To construct the blouse, follow the pattern directions except where the lace pieces are to be joined to the main fabric, the fabric edges of the main fabric will first be finished with a machine roll and whip stitch and then joined to the lace. Use 80 weight thread for the machine roll and whip, and to join the lace strips to the main fabric. Switch back to 60 weight for the rest of the construction of the blouse such as the side and shoulder seams.
For the machine roll and whip: use the 80 weight thread and set the machine for a short zig zag. I used a Length of .8 and a width of 3. Have the fabric right side up and hold the thread tails as you begin. The left position of the needle should go into the fabric and the right swing should go off the edge of the fabric. The fabric should roll over onto itself and form an extremely narrow hem that finishes the edges. If you have a serger, you can also use the rolled hem feature but it will give you a bulkier finish that is harder to press away from the entredeux. The rolled and whipped edge is on the bottom and the serger edge on the top.
If you plan to use the serger, I recommend testing it first by attaching a piece of entredeux to the serged rolled edge. Press the rolled hem away from the entredeux and make sure you can see the holes of the entredeux.
Each of the seam allowances of the main fabric that joins a lace strip should first be finished with the roll and whip. For the body pieces, I rolled and whipped the Dotted Swiss and China Silk as one. Once the fabric edge is rolled and whipped, join the lace piece by placing the lace and main fabric with right sides together, butting the edge of the entredeux or lace heading up against, but not over the rolled and whipped edge.

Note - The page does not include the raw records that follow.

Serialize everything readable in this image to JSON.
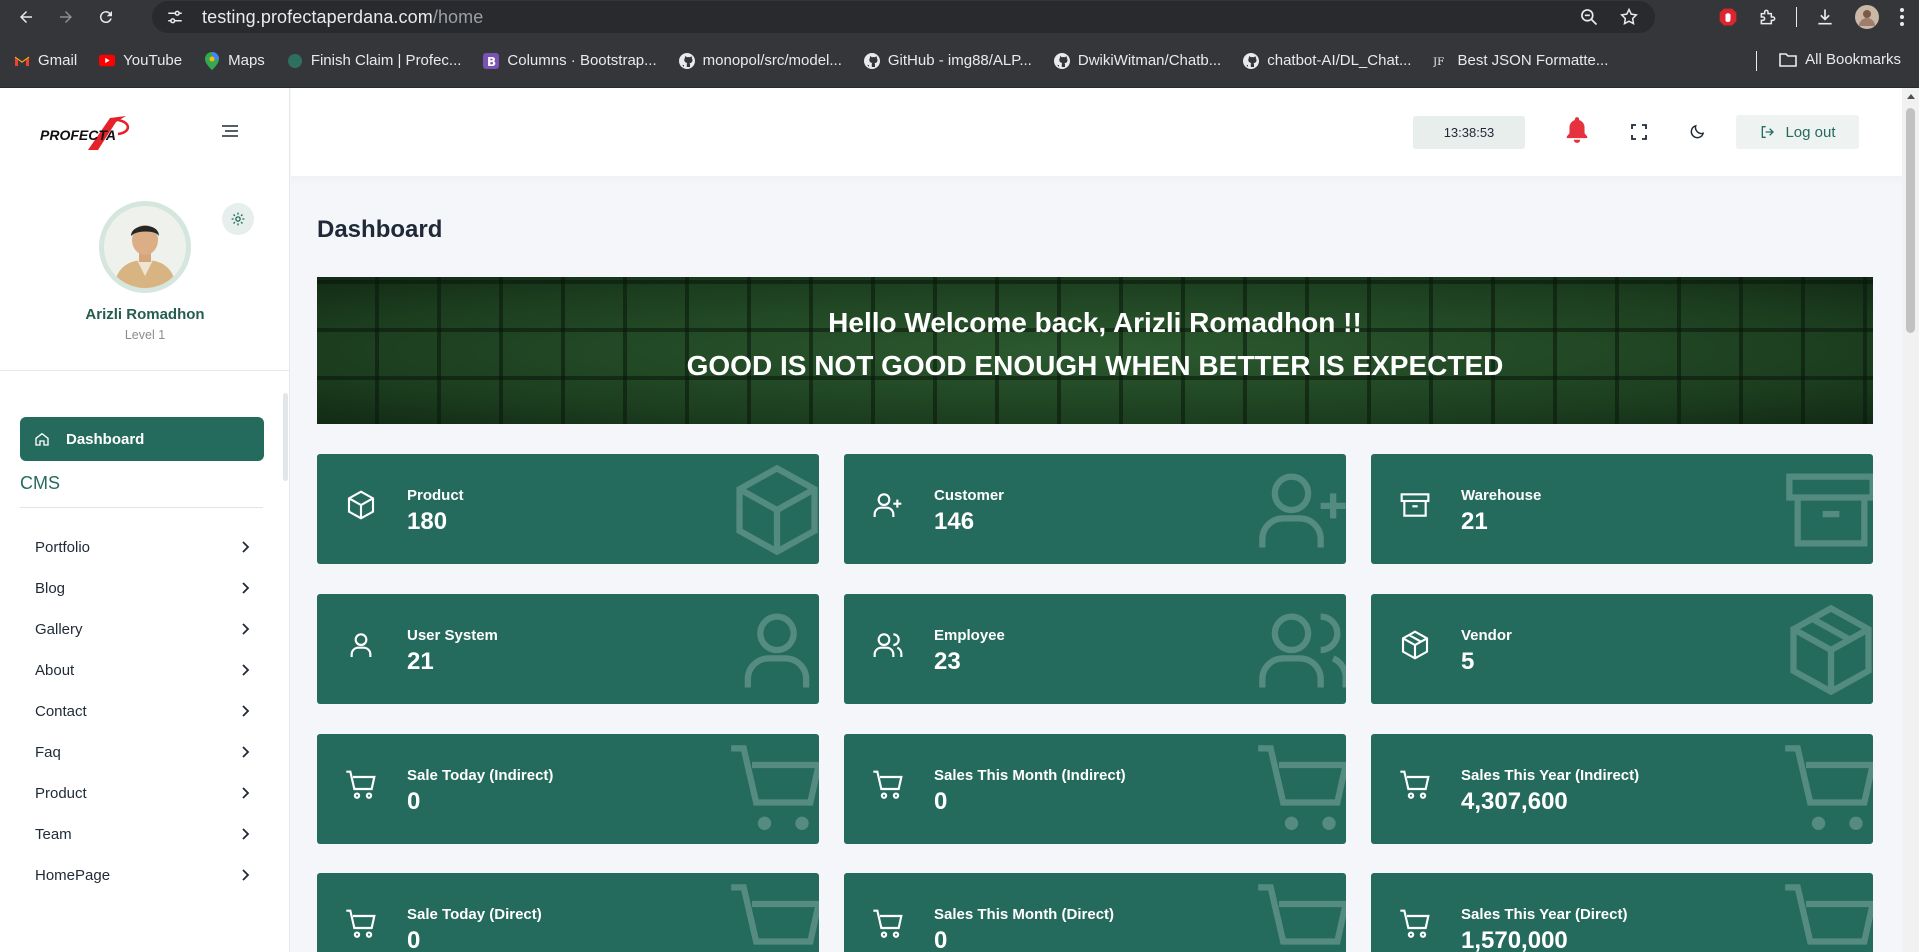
{
  "browser": {
    "url_host": "testing.profectaperdana.com",
    "url_path": "/home",
    "bookmarks": [
      {
        "label": "Gmail",
        "icon": "gmail-icon"
      },
      {
        "label": "YouTube",
        "icon": "youtube-icon"
      },
      {
        "label": "Maps",
        "icon": "maps-icon"
      },
      {
        "label": "Finish Claim | Profec...",
        "icon": "site-icon"
      },
      {
        "label": "Columns · Bootstrap...",
        "icon": "bootstrap-icon"
      },
      {
        "label": "monopol/src/model...",
        "icon": "github-icon"
      },
      {
        "label": "GitHub - img88/ALP...",
        "icon": "github-icon"
      },
      {
        "label": "DwikiWitman/Chatb...",
        "icon": "github-icon"
      },
      {
        "label": "chatbot-AI/DL_Chat...",
        "icon": "github-icon"
      },
      {
        "label": "Best JSON Formatte...",
        "icon": "jf-icon"
      }
    ],
    "all_bookmarks": "All Bookmarks"
  },
  "app": {
    "logo_text": "PROFECTA",
    "profile": {
      "name": "Arizli Romadhon",
      "level": "Level 1"
    },
    "nav_active": "Dashboard",
    "section_heading": "CMS",
    "nav_items": [
      "Portfolio",
      "Blog",
      "Gallery",
      "About",
      "Contact",
      "Faq",
      "Product",
      "Team",
      "HomePage"
    ],
    "clock": "13:38:53",
    "logout_label": "Log out",
    "page_title": "Dashboard",
    "banner": {
      "line1": "Hello Welcome back, Arizli Romadhon !!",
      "line2": "GOOD IS NOT GOOD ENOUGH WHEN BETTER IS EXPECTED"
    },
    "cards": [
      {
        "label": "Product",
        "value": "180",
        "icon": "box-icon"
      },
      {
        "label": "Customer",
        "value": "146",
        "icon": "user-plus-icon"
      },
      {
        "label": "Warehouse",
        "value": "21",
        "icon": "archive-icon"
      },
      {
        "label": "User System",
        "value": "21",
        "icon": "user-icon"
      },
      {
        "label": "Employee",
        "value": "23",
        "icon": "users-icon"
      },
      {
        "label": "Vendor",
        "value": "5",
        "icon": "package-icon"
      },
      {
        "label": "Sale Today (Indirect)",
        "value": "0",
        "icon": "cart-icon"
      },
      {
        "label": "Sales This Month (Indirect)",
        "value": "0",
        "icon": "cart-icon"
      },
      {
        "label": "Sales This Year (Indirect)",
        "value": "4,307,600",
        "icon": "cart-icon"
      },
      {
        "label": "Sale Today (Direct)",
        "value": "0",
        "icon": "cart-icon"
      },
      {
        "label": "Sales This Month (Direct)",
        "value": "0",
        "icon": "cart-icon"
      },
      {
        "label": "Sales This Year (Direct)",
        "value": "1,570,000",
        "icon": "cart-icon"
      }
    ]
  },
  "colors": {
    "primary": "#256b5d",
    "chrome_bg": "#35363a",
    "omnibox_bg": "#282a2d",
    "bell": "#e5323e",
    "logo_red": "#e5212a"
  }
}
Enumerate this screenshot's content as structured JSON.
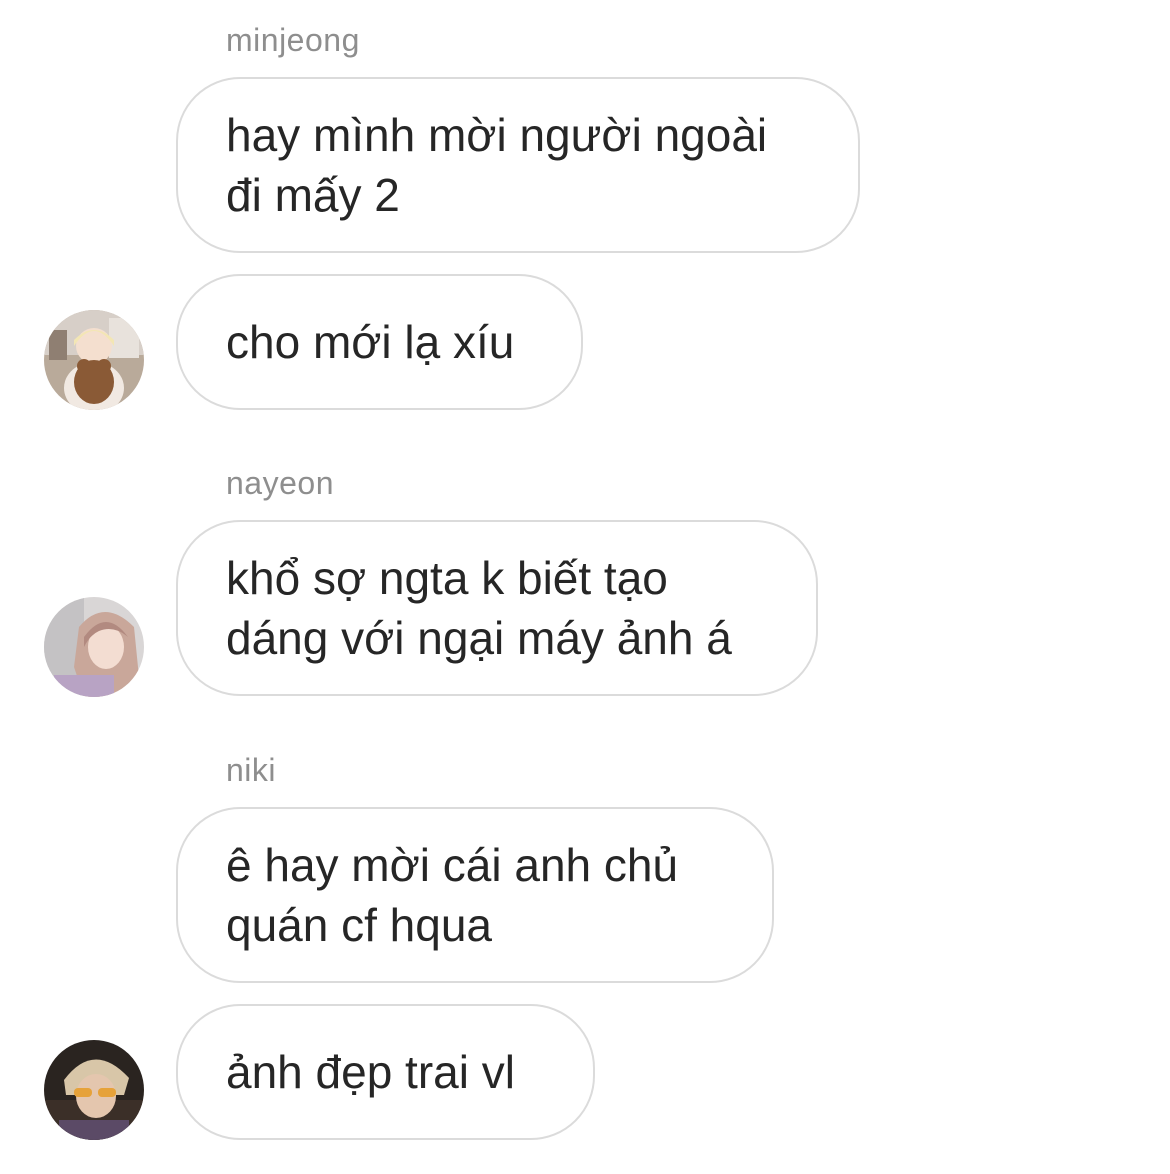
{
  "chat": {
    "groups": [
      {
        "sender": "minjeong",
        "messages": [
          {
            "lines": [
              "hay mình mời người ngoài",
              "đi mấy 2"
            ]
          },
          {
            "lines": [
              "cho mới lạ xíu"
            ]
          }
        ],
        "avatar": "minjeong-avatar"
      },
      {
        "sender": "nayeon",
        "messages": [
          {
            "lines": [
              "khổ sợ ngta k biết tạo",
              "dáng với ngại máy ảnh á"
            ]
          }
        ],
        "avatar": "nayeon-avatar"
      },
      {
        "sender": "niki",
        "messages": [
          {
            "lines": [
              "ê hay mời cái anh chủ",
              "quán cf hqua"
            ]
          },
          {
            "lines": [
              "ảnh đẹp trai vl"
            ]
          }
        ],
        "avatar": "niki-avatar"
      }
    ]
  },
  "colors": {
    "bubble_border": "#dbdbdb",
    "sender_text": "#8e8e8e",
    "message_text": "#262626"
  }
}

Again using the narrow zig zag, join the two pieces together. One swing of the needle goes over the lace heading or into the entredeux hole, and the other swing goes over the rolled and whipped edge. Press from the wrong side and then press from the right side pressing the small seam away from the lace and making sure that the holes of the entredeux show.
To gather the sleeves, stitch one line of basting thread 1/8” from the edge between the dot and edge as instructed in the pattern. Use regular weight (60) thread for this. Then roll and whip the entire edge with the 80 weight encasing the basting thread. Find the bobbin thread of the basting thread and pull it to gather the edge.
When sewing the blouse together, and a lace strip is seamed to another lace strip, pin each lace heading to its corresponding lace heading at the seam line, and entredeux holes to entredeux holes. Baste together, making sure everything lines up, then sew the seam.
The rolled hem setting on the serger is perfect for this! If you don’t have a serger, use French seams.
Heirloom sewing isn’t quick, but it isn’t difficult and its techniques are so useful in a variety of sewing applications. A wonderful resource for heirloom methods is “Precise and Professional” by Lyn Weeks. The book is unfortunately out of print now, but is worth every penny if you can track down a copy. Lyn is an amazing teacher who has now returned to her native Australia. To our friends in Australia, if you have a chance, take a class from Lyn and tell her Lisa Hawkes sent you! And to everyone, I hope you try constructing your own heirloom tea blouse!
*To dye the entredeux, heat a cup of coffee to just below boiling. Immerse the entredeux in the coffee and let sit for an hour. Rinse and press the entredeux to set the color.
**To line the blouse, I simply cut a front body and back body piece from silk. I sewed the bust darts separately and then treated the two pieces as one.
***You can add lace edging to the sleeve and hem edges if you would like more lace. Simply roll and whip the hem edges and then apply the lace edging right sides together using that small zig zag!
Looking for more inspiration? Then be sure to visit our Five Heirloom Technique Tutorials.